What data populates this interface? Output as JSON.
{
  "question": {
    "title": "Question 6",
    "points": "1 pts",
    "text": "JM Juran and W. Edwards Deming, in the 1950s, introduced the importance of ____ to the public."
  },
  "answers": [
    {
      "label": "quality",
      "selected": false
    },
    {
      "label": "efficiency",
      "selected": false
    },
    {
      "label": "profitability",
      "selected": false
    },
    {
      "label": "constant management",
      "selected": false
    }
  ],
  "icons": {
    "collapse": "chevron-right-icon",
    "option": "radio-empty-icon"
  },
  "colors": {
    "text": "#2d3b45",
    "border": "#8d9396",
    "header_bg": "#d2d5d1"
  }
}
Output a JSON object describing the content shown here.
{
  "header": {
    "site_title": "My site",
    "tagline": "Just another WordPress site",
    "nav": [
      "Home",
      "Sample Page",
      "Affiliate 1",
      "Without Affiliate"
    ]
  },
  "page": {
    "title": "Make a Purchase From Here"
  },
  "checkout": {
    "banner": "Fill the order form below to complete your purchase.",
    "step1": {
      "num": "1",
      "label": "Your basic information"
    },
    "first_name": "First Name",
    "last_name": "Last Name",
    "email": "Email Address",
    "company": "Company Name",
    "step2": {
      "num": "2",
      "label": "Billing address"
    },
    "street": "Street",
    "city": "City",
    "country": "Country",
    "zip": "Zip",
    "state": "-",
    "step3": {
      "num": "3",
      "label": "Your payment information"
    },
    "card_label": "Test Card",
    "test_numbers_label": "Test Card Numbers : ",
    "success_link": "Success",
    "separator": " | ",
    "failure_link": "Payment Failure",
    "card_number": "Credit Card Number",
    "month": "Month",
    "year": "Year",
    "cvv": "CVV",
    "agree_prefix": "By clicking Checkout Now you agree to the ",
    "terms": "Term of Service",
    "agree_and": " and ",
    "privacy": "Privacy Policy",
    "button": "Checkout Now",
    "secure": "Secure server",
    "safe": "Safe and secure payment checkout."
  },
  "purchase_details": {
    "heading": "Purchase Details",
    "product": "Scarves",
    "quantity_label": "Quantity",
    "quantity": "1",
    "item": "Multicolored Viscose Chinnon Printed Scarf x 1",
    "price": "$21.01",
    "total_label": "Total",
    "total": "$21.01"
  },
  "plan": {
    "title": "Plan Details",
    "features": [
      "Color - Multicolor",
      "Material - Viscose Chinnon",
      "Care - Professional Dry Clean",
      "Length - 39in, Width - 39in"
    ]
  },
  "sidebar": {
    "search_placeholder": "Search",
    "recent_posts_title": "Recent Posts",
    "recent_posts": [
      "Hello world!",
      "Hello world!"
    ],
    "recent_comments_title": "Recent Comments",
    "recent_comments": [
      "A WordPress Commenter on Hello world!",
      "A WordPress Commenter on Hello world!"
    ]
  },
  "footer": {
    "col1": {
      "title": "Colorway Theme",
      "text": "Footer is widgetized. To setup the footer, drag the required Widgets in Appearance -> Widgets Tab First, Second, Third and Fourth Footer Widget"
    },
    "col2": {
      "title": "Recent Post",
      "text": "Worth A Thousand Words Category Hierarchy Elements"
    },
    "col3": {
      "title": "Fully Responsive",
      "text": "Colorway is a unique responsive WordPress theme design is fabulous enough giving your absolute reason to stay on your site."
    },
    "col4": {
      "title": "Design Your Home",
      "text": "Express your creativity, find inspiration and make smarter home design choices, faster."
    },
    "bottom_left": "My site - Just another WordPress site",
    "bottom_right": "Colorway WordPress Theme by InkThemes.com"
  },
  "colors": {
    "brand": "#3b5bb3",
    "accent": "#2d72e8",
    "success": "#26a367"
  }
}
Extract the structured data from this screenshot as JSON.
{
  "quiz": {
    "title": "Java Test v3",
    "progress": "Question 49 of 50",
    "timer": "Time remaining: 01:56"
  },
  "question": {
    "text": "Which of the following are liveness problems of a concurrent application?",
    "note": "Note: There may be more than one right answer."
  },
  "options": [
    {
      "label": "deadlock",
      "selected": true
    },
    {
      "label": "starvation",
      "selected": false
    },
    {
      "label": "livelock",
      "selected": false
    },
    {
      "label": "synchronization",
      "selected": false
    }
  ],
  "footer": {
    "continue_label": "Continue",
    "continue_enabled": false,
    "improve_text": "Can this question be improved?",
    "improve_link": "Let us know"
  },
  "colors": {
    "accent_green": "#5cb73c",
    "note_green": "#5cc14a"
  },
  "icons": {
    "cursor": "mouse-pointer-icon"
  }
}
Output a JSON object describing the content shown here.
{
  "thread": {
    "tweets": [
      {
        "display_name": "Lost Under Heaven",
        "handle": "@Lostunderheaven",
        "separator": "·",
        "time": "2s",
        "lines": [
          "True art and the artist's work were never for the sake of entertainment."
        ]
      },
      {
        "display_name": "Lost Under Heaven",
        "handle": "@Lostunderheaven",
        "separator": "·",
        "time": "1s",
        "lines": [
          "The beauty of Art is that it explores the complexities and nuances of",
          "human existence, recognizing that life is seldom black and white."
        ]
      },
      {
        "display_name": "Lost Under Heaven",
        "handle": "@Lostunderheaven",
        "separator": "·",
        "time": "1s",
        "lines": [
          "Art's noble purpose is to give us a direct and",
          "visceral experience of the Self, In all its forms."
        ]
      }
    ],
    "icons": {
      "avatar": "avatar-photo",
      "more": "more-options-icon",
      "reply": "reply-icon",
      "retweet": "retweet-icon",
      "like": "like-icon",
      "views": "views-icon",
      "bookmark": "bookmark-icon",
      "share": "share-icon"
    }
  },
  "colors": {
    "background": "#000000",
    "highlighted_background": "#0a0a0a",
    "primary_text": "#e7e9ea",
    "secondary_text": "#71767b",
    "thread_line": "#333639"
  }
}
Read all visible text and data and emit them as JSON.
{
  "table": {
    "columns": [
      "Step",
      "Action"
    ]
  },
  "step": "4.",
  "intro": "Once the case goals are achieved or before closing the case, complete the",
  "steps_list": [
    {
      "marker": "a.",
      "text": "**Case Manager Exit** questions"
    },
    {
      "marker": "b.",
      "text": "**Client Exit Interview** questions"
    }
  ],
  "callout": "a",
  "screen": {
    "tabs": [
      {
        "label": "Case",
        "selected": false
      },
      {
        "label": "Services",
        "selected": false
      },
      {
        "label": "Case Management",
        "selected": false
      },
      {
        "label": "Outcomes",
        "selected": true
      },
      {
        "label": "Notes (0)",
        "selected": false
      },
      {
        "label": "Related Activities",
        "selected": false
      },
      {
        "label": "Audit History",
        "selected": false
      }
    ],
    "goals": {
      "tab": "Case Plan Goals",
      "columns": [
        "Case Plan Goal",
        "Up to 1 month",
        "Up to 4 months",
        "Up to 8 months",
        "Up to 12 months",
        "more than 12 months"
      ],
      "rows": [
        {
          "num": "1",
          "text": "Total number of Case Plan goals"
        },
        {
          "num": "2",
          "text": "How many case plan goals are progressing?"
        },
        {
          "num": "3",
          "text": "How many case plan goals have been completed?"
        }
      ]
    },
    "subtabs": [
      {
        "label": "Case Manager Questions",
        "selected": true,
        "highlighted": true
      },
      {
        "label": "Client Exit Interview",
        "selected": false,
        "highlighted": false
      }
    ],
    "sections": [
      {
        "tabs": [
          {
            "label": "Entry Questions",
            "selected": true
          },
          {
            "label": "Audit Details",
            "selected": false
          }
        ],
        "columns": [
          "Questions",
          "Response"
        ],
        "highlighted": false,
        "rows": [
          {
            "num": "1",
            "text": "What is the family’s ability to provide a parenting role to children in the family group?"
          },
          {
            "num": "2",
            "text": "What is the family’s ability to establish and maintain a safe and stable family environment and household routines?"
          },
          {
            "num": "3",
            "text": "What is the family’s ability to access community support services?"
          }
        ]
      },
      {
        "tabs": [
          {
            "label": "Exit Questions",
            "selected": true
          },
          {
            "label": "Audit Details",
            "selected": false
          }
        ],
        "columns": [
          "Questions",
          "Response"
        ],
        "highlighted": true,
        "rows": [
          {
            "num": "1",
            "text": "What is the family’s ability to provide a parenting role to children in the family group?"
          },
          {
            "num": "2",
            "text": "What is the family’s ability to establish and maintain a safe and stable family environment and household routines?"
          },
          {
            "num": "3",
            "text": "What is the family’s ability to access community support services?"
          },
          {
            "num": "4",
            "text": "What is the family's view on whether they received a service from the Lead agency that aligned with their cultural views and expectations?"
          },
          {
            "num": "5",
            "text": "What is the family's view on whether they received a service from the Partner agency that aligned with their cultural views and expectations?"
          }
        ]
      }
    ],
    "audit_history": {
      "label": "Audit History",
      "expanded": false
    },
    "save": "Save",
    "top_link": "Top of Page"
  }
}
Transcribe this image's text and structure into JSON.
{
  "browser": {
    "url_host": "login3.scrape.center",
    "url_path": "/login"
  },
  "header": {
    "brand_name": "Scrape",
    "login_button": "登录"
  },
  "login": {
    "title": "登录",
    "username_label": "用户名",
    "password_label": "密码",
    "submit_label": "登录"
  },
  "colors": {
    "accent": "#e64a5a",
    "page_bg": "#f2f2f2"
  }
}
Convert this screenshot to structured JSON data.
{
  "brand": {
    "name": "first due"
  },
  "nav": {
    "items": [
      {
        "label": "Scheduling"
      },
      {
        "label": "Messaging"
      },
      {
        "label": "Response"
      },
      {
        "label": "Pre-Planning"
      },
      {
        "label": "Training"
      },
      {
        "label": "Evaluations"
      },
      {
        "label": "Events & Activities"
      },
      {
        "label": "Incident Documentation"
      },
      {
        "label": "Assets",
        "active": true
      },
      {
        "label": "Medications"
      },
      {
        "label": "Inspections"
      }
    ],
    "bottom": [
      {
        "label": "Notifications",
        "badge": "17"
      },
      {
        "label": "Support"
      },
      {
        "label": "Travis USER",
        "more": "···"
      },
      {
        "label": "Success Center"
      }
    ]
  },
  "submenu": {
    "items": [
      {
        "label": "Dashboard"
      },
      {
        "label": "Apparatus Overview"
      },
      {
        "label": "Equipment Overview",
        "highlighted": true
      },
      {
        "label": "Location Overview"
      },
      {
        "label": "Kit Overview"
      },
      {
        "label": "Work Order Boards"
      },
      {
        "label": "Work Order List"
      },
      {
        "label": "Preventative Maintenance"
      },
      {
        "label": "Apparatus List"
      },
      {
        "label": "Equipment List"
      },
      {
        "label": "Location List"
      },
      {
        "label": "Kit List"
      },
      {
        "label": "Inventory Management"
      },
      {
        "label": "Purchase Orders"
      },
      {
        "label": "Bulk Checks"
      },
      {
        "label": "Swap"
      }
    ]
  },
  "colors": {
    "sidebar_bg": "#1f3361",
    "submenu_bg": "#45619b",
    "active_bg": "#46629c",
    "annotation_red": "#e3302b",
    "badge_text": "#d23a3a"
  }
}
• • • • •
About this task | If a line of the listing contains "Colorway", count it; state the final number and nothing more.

Problem solution | 3